**Work item**. In the records below, find each line that holds "title" and return it.

#### Supplied records

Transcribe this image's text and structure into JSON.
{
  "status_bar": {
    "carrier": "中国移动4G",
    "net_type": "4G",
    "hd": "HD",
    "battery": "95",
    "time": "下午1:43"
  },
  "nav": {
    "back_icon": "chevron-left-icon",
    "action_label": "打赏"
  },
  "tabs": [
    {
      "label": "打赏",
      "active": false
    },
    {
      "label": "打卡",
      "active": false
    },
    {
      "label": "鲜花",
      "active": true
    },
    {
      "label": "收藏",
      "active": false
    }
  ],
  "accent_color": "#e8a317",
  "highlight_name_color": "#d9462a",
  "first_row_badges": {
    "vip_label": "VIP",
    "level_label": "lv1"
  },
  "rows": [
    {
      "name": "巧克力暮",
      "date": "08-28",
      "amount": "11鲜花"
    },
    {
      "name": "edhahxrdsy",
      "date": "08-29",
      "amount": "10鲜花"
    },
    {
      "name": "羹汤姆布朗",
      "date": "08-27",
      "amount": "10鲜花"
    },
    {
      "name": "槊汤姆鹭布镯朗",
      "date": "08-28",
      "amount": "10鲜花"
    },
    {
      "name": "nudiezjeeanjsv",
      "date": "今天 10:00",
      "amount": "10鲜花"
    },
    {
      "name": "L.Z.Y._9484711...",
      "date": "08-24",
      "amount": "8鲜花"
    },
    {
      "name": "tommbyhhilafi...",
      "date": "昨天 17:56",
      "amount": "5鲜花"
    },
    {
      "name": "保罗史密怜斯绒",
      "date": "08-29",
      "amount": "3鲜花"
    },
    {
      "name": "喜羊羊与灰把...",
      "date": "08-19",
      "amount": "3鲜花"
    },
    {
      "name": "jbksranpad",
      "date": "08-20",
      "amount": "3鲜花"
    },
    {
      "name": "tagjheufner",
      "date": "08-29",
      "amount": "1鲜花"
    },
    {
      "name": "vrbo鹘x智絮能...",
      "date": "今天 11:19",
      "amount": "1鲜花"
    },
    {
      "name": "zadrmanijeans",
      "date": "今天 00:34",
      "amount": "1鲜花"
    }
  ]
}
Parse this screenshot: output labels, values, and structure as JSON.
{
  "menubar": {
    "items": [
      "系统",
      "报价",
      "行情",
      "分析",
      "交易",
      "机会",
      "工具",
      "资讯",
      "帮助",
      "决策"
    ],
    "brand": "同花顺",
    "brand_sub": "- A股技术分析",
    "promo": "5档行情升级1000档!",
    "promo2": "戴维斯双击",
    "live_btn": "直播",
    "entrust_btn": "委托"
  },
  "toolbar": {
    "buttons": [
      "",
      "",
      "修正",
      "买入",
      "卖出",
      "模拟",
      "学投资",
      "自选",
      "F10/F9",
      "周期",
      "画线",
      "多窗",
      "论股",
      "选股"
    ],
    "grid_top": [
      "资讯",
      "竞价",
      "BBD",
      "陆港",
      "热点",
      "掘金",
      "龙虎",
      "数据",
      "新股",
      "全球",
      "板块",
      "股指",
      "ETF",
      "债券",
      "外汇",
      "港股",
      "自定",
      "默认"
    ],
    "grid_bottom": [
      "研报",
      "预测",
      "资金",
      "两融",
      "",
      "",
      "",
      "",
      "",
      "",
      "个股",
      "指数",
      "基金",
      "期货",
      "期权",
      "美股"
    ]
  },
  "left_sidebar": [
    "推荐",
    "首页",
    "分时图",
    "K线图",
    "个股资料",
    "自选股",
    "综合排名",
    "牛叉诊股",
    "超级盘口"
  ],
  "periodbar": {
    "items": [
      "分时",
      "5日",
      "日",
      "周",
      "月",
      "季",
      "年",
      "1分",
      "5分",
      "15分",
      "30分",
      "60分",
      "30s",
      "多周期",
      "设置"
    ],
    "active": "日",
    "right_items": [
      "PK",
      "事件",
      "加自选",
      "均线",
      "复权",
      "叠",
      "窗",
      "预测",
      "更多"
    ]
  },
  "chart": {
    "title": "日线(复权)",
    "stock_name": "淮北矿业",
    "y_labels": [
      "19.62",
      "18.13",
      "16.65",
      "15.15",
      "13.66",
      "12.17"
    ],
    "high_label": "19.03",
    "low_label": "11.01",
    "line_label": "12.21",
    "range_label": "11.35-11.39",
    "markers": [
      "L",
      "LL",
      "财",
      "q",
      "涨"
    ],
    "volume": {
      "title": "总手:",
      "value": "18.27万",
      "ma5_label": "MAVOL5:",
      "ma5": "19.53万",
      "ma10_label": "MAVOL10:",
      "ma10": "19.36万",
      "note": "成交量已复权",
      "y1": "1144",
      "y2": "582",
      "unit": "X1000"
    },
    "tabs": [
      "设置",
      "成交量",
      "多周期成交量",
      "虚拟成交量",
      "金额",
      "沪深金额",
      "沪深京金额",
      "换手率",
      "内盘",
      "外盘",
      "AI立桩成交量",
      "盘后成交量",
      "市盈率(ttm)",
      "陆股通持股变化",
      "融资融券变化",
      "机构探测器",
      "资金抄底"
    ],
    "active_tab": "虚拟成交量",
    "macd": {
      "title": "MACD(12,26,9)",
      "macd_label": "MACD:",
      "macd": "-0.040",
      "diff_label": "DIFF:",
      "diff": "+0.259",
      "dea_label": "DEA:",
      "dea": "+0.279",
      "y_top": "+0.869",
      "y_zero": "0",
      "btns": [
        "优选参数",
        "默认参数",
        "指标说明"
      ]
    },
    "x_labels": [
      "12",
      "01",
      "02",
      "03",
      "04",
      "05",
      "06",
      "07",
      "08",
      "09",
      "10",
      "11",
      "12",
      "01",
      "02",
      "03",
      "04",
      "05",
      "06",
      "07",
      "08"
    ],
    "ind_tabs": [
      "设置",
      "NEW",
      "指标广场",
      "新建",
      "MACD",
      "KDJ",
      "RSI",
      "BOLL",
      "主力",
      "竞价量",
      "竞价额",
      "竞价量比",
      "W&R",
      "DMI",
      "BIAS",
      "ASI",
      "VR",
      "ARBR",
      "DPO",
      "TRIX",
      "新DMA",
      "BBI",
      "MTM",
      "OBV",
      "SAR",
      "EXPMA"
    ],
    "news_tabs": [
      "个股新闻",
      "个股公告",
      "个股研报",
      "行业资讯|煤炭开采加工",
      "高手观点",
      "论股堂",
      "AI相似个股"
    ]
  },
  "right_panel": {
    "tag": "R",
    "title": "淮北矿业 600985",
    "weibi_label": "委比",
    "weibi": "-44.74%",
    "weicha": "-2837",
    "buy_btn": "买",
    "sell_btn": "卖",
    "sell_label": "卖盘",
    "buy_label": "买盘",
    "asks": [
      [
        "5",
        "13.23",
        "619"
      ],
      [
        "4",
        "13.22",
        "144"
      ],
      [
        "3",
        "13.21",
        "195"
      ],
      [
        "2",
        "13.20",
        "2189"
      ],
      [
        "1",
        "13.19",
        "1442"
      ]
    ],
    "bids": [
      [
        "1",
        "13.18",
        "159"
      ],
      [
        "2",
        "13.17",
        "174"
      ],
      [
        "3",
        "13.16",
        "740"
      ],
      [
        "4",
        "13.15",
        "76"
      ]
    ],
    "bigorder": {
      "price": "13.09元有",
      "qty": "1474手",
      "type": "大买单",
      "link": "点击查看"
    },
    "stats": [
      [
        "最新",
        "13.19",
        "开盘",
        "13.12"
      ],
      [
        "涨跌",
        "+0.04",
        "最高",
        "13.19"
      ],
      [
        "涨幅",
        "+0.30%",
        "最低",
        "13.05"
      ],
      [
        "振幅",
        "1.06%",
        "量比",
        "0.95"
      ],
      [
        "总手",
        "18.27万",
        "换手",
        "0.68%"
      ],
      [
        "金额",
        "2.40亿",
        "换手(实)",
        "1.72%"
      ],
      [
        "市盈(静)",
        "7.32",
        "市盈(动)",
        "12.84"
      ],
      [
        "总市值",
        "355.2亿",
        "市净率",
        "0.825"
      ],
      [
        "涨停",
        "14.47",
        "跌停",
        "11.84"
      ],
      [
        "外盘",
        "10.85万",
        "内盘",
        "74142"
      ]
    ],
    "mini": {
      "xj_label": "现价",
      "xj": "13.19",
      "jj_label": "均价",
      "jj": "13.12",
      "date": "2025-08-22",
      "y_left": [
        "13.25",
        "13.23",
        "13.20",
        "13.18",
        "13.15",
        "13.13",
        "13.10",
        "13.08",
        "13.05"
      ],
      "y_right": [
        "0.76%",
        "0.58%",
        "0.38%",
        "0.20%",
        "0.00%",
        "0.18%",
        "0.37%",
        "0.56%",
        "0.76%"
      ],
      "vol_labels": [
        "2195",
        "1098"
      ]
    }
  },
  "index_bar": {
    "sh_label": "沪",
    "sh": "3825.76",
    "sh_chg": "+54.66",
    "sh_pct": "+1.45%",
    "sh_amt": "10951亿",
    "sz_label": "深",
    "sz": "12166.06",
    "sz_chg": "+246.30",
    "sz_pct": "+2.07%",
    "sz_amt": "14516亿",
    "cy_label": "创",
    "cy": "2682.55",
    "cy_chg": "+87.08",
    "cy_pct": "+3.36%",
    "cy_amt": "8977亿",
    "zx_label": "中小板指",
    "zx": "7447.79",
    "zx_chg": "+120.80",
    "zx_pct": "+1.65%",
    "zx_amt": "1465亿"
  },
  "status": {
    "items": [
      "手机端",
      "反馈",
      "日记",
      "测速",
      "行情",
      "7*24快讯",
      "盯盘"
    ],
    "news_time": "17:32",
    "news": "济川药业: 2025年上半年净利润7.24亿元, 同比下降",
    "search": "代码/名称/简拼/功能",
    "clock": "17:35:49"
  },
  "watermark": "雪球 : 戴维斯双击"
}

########

**Expected answer**.
    "title": "日线(复权)",
      "title": "总手:",
      "title": "MACD(12,26,9)",
    "title": "淮北矿业 600985",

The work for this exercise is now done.